But, though the tactic was top-of-mind for legislators in that period, it wasn’t actually all that common for a bill to be stuck in committee, bumped to the floor by a discharge petition and then passed. In fact, between 1938 and the end of the 20th century, the Federal Pay Raise Act of 1960 is the only other discharge petition that actually resulted in the bill in question becoming law. What was more likely to happen was that legislators would use the threat of the discharge petition to encourage other members of Congress to act on the issue before the petition came to fruition. And, because the discharge petition tactic requires using whatever the original bill was, there’s a good reason why the threat works.
“They’d rather structure the process by which a bill is considered in a way that favors the majority party,” says Kathryn Pearson, professor of Political Science at the University of Minnesota, “and try to appease majority party members who might be likely to sign discharge petitions by passing something similar.”
Discharge petitions were used multiple times during this mid-20th-century era to force movement on civil rights bills, as the Rules Committee was chaired by Howard “Judge” Smith, infamous for his inaction on such liberal legislation. Sometimes the threat of a discharge petition is all that’s needed to get the desired result, just as the sight of a growing number of signatures on a discharge petition at the end of the year in 1963 successfully pressured Smith to move a version of what would become known as the Civil Rights Act of 1964 out of committee in the first month of the new year. In 1970, a discharge petition forced the Equal Rights Amendment (ERA) out of the Judiciary Committee (though the amendment has yet to be ratified).
But the more open the process of circulating discharge petitions became, the less popular they were.

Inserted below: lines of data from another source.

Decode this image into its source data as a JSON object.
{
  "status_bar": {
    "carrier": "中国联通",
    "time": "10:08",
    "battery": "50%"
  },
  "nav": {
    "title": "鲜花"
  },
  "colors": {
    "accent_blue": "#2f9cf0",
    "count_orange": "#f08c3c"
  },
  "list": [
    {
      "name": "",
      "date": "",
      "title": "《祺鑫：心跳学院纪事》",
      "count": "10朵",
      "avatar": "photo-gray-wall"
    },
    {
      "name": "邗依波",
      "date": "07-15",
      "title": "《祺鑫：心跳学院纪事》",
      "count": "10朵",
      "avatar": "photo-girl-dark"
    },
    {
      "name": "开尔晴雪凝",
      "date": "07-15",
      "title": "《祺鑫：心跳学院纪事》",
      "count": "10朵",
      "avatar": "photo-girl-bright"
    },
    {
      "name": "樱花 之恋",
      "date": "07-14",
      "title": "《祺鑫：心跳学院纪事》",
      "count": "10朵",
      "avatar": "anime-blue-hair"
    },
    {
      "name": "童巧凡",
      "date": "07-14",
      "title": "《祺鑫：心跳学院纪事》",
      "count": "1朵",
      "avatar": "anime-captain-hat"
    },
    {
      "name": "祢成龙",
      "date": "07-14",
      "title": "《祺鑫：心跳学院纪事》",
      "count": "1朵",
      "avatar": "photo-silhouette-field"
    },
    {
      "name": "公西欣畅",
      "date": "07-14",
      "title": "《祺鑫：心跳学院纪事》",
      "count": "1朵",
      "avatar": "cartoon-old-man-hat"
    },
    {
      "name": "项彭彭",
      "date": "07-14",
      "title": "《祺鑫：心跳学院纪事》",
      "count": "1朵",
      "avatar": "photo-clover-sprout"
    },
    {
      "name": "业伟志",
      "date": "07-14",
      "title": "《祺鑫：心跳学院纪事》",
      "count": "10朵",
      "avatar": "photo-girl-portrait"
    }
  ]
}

In 1993, in a Democratic-controlled Congress, Oklahoma Republican Jim Inhofe successfully filed a discharge petition about making signatures on discharge petitions public. The move was billed as an effort to increase transparency in government, whereas before, they were only published in the congressional record after all 218 signatures were gotten — meaning that petitions that didn’t hit the mark faded away, even if they had an impact on the course of other legislation. Inhofe leaked a list of 223 members who were refusing to sign his petition to the Wall Street Journal.
“Now members of Congress can be pressured by constituents to sign a discharge petition,” says Pearson. “Constituents] can go to the [House] clerk’s website to see if a member signs it. That wasn’t the case before,” says Pearson.
After some Republicans signed the discharge petition to force the House floor to vote on the Shays-Meehan campaign finance reform bill (known as McCain-Feingold in the Senate), Republican leaders warned members not to do that again. Since discharge petition signatures became public, the only discharge petitions that have resulted in bills enacted into law have been Shays-Meehan in 2002 and a reauthorization of the charter of the Export-Import Bank in 2015.
“Having a law enacted exactly as it’s spelled out on the discharge petition is very rare because it’s a very cumbersome process,” says Pearson.
Nowadays, as Pearson sees it, discharge petitions have evolved from a tactic used to go over the heads of committee chairs, to a tactic used to go over the heads of majority party leadership. Just as discharge petitions were popular when the Democratic party was divided within, the latest discharge petition reflects internal divisions within the Republican party.
“In the modern era of a very partisan Congress and polarized parties, discharge petitions have mainly been used by the minority party; there are plenty filed by minority parties, but it’s more a sign of protest,” she says. This latest discharge petition is different from recent ones because a significant number of signatories “are members of majority party challenging the majority party’s agenda control, moderate Republicans trying to overcome majority party leadership gate-keeping.”